  • Headache
  • Fever
  • Chills
  • Fatigue
  • Muscle and Joint Aches
  • Arthritis with severe joint pain and swelling, particularly in the knees and other large joints
  • Intermittent pain in tendons, muscles, joints, and bones
  • Heart palpitations or irregular heartbeat
  • Episodes of dizziness or shortness of breath
  • Inflammation of the brain and spinal cord
  • Nerve pain
  • Shooting pains, numbness, or tingling in the hands or feet
  • Digestive and bowel disorders

If you believe you have Lyme disease or perhaps another complex chronic illness and want the type of care that Restoration Healthcare provides, we would like to hear from you.

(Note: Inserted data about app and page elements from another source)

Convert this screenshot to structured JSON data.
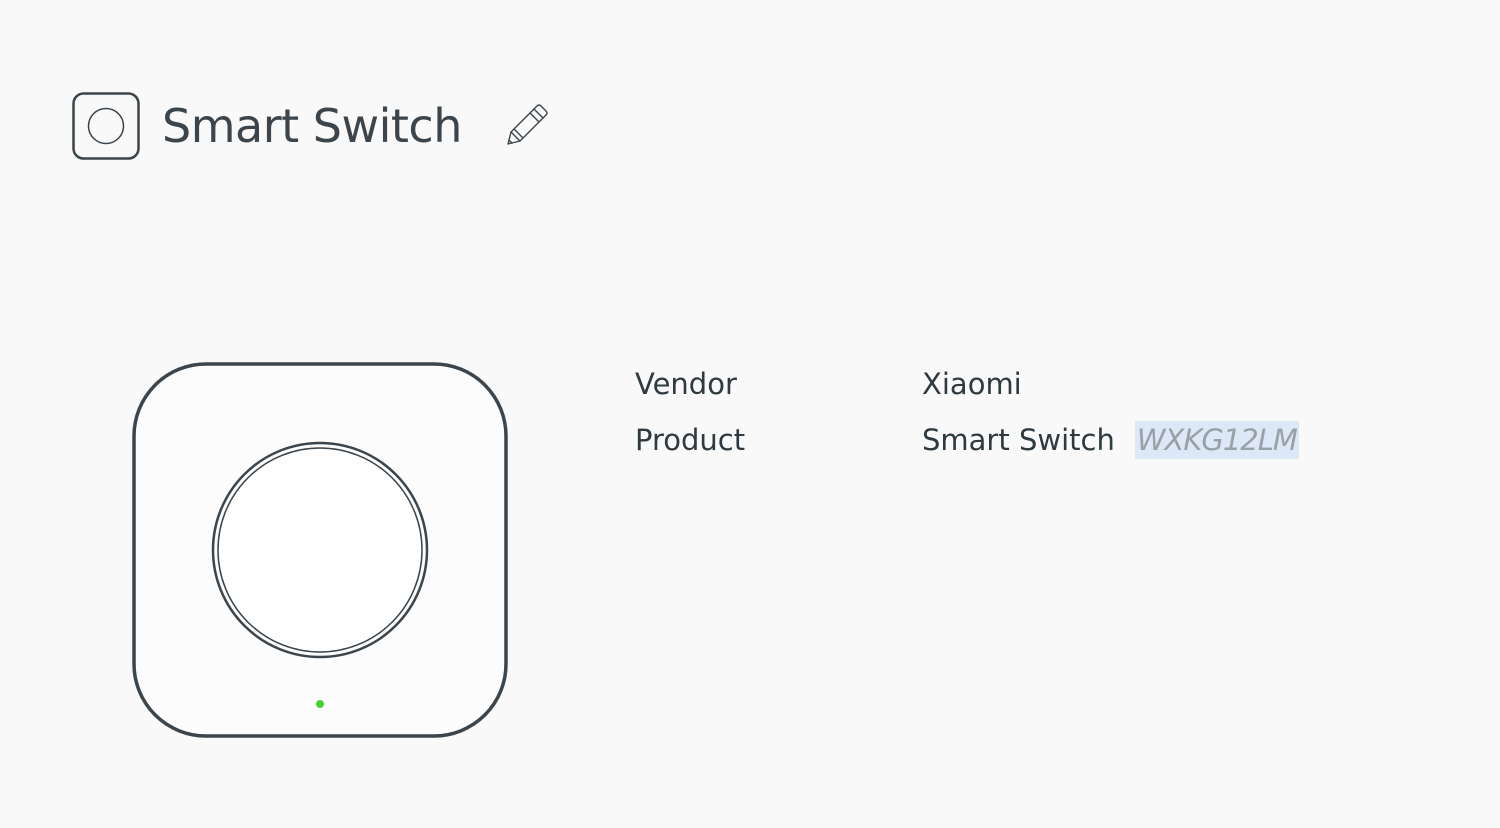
{
  "header": {
    "title": "Smart Switch",
    "device_icon": "switch-outline-icon",
    "edit_icon": "pencil-icon"
  },
  "device_image": {
    "icon": "wireless-switch-illustration",
    "led_color": "#4cd137",
    "outline_color": "#3b454b"
  },
  "info": {
    "rows": [
      {
        "label": "Vendor",
        "value": "Xiaomi"
      },
      {
        "label": "Product",
        "value": "Smart Switch",
        "model": "WXKG12LM"
      }
    ]
  },
  "colors": {
    "background": "#f9f9f9",
    "text": "#3b454b",
    "selection_highlight": "#dce8f7",
    "muted_text": "#9aa1a6"
  }
}
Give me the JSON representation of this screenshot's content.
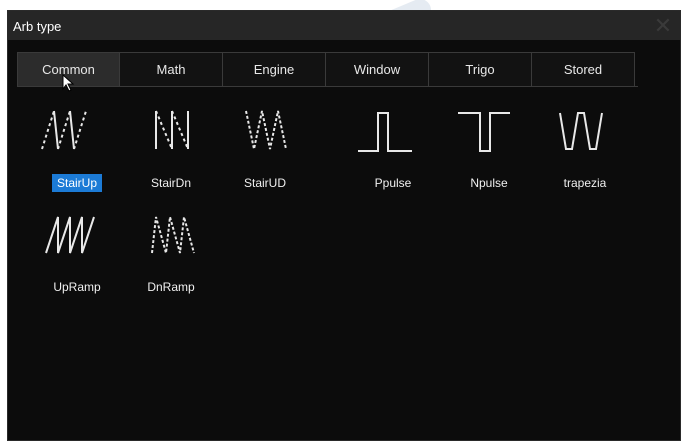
{
  "dialog": {
    "title": "Arb type",
    "close_icon": "close-icon"
  },
  "tabs": [
    {
      "label": "Common",
      "active": true
    },
    {
      "label": "Math",
      "active": false
    },
    {
      "label": "Engine",
      "active": false
    },
    {
      "label": "Window",
      "active": false
    },
    {
      "label": "Trigo",
      "active": false
    },
    {
      "label": "Stored",
      "active": false
    }
  ],
  "waveforms": [
    {
      "label": "StairUp",
      "icon": "stairup-icon",
      "selected": true
    },
    {
      "label": "StairDn",
      "icon": "stairdn-icon",
      "selected": false
    },
    {
      "label": "StairUD",
      "icon": "stairud-icon",
      "selected": false
    },
    {
      "label": "Ppulse",
      "icon": "ppulse-icon",
      "selected": false
    },
    {
      "label": "Npulse",
      "icon": "npulse-icon",
      "selected": false
    },
    {
      "label": "trapezia",
      "icon": "trapezia-icon",
      "selected": false
    },
    {
      "label": "UpRamp",
      "icon": "upramp-icon",
      "selected": false
    },
    {
      "label": "DnRamp",
      "icon": "dnramp-icon",
      "selected": false
    }
  ],
  "colors": {
    "selection": "#1c7bd6",
    "background": "#0c0c0c",
    "titlebar": "#262626"
  }
}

Contact or call us at (949) 535-2322 to find out more.